**TASK DETAILS**: Please repeat each of the records that follow, exactly as written.
[SOURCE DATA]
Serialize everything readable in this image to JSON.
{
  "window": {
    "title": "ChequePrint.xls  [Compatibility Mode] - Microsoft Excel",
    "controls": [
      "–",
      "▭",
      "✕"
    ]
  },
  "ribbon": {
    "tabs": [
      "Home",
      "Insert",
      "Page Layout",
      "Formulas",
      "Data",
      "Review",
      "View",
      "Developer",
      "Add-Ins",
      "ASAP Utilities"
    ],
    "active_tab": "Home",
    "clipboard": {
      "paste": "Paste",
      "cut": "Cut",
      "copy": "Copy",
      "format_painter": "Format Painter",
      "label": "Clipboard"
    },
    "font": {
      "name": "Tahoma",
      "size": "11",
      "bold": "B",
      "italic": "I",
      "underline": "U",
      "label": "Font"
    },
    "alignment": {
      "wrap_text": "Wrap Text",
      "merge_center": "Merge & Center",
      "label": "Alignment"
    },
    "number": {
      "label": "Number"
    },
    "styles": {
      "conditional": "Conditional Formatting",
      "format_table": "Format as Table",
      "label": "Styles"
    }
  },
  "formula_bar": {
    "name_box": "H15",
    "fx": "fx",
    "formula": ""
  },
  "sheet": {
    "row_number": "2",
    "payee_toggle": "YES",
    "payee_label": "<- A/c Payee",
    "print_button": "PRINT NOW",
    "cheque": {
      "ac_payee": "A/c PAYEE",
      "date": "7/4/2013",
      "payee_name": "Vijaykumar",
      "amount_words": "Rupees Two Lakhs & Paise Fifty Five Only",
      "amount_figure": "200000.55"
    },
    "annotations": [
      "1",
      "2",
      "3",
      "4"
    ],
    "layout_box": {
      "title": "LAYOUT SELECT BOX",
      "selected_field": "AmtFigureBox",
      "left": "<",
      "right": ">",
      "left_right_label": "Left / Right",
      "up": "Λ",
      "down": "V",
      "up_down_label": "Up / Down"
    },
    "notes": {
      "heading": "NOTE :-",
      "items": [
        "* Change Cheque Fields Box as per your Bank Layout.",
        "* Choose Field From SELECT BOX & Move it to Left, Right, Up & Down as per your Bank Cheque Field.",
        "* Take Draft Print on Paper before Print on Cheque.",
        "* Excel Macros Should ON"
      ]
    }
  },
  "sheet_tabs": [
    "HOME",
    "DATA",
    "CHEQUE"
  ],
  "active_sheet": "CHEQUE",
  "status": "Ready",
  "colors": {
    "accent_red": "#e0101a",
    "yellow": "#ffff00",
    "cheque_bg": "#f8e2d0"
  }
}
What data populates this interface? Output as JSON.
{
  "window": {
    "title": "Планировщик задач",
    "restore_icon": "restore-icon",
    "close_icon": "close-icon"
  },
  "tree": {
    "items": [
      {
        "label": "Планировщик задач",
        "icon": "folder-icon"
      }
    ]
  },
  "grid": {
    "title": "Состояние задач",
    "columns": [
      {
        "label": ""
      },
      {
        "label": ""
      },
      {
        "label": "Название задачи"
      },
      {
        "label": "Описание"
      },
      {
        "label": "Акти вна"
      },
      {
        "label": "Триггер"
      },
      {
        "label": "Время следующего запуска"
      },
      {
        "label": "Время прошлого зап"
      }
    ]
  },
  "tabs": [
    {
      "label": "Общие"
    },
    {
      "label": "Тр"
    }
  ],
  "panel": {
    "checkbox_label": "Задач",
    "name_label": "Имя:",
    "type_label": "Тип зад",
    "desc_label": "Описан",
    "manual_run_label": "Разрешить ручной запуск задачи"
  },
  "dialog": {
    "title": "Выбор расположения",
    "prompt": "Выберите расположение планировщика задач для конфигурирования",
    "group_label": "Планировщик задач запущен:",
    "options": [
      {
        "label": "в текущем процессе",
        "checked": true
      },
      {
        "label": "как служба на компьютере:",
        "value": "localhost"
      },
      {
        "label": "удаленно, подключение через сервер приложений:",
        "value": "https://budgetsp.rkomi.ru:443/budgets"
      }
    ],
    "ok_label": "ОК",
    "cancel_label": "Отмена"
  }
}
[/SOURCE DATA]
**ANSWER TO THIS EXERCISE**:
Serialize everything readable in this image to JSON.
{
  "window": {
    "title": "ChequePrint.xls  [Compatibility Mode] - Microsoft Excel",
    "controls": [
      "–",
      "▭",
      "✕"
    ]
  },
  "ribbon": {
    "tabs": [
      "Home",
      "Insert",
      "Page Layout",
      "Formulas",
      "Data",
      "Review",
      "View",
      "Developer",
      "Add-Ins",
      "ASAP Utilities"
    ],
    "active_tab": "Home",
    "clipboard": {
      "paste": "Paste",
      "cut": "Cut",
      "copy": "Copy",
      "format_painter": "Format Painter",
      "label": "Clipboard"
    },
    "font": {
      "name": "Tahoma",
      "size": "11",
      "bold": "B",
      "italic": "I",
      "underline": "U",
      "label": "Font"
    },
    "alignment": {
      "wrap_text": "Wrap Text",
      "merge_center": "Merge & Center",
      "label": "Alignment"
    },
    "number": {
      "label": "Number"
    },
    "styles": {
      "conditional": "Conditional Formatting",
      "format_table": "Format as Table",
      "label": "Styles"
    }
  },
  "formula_bar": {
    "name_box": "H15",
    "fx": "fx",
    "formula": ""
  },
  "sheet": {
    "row_number": "2",
    "payee_toggle": "YES",
    "payee_label": "<- A/c Payee",
    "print_button": "PRINT NOW",
    "cheque": {
      "ac_payee": "A/c PAYEE",
      "date": "7/4/2013",
      "payee_name": "Vijaykumar",
      "amount_words": "Rupees Two Lakhs & Paise Fifty Five Only",
      "amount_figure": "200000.55"
    },
    "annotations": [
      "1",
      "2",
      "3",
      "4"
    ],
    "layout_box": {
      "title": "LAYOUT SELECT BOX",
      "selected_field": "AmtFigureBox",
      "left": "<",
      "right": ">",
      "left_right_label": "Left / Right",
      "up": "Λ",
      "down": "V",
      "up_down_label": "Up / Down"
    },
    "notes": {
      "heading": "NOTE :-",
      "items": [
        "* Change Cheque Fields Box as per your Bank Layout.",
        "* Choose Field From SELECT BOX & Move it to Left, Right, Up & Down as per your Bank Cheque Field.",
        "* Take Draft Print on Paper before Print on Cheque.",
        "* Excel Macros Should ON"
      ]
    }
  },
  "sheet_tabs": [
    "HOME",
    "DATA",
    "CHEQUE"
  ],
  "active_sheet": "CHEQUE",
  "status": "Ready",
  "colors": {
    "accent_red": "#e0101a",
    "yellow": "#ffff00",
    "cheque_bg": "#f8e2d0"
  }
}
What data populates this interface? Output as JSON.
{
  "window": {
    "title": "Планировщик задач",
    "restore_icon": "restore-icon",
    "close_icon": "close-icon"
  },
  "tree": {
    "items": [
      {
        "label": "Планировщик задач",
        "icon": "folder-icon"
      }
    ]
  },
  "grid": {
    "title": "Состояние задач",
    "columns": [
      {
        "label": ""
      },
      {
        "label": ""
      },
      {
        "label": "Название задачи"
      },
      {
        "label": "Описание"
      },
      {
        "label": "Акти вна"
      },
      {
        "label": "Триггер"
      },
      {
        "label": "Время следующего запуска"
      },
      {
        "label": "Время прошлого зап"
      }
    ]
  },
  "tabs": [
    {
      "label": "Общие"
    },
    {
      "label": "Тр"
    }
  ],
  "panel": {
    "checkbox_label": "Задач",
    "name_label": "Имя:",
    "type_label": "Тип зад",
    "desc_label": "Описан",
    "manual_run_label": "Разрешить ручной запуск задачи"
  },
  "dialog": {
    "title": "Выбор расположения",
    "prompt": "Выберите расположение планировщика задач для конфигурирования",
    "group_label": "Планировщик задач запущен:",
    "options": [
      {
        "label": "в текущем процессе",
        "checked": true
      },
      {
        "label": "как служба на компьютере:",
        "value": "localhost"
      },
      {
        "label": "удаленно, подключение через сервер приложений:",
        "value": "https://budgetsp.rkomi.ru:443/budgets"
      }
    ],
    "ok_label": "ОК",
    "cancel_label": "Отмена"
  }
}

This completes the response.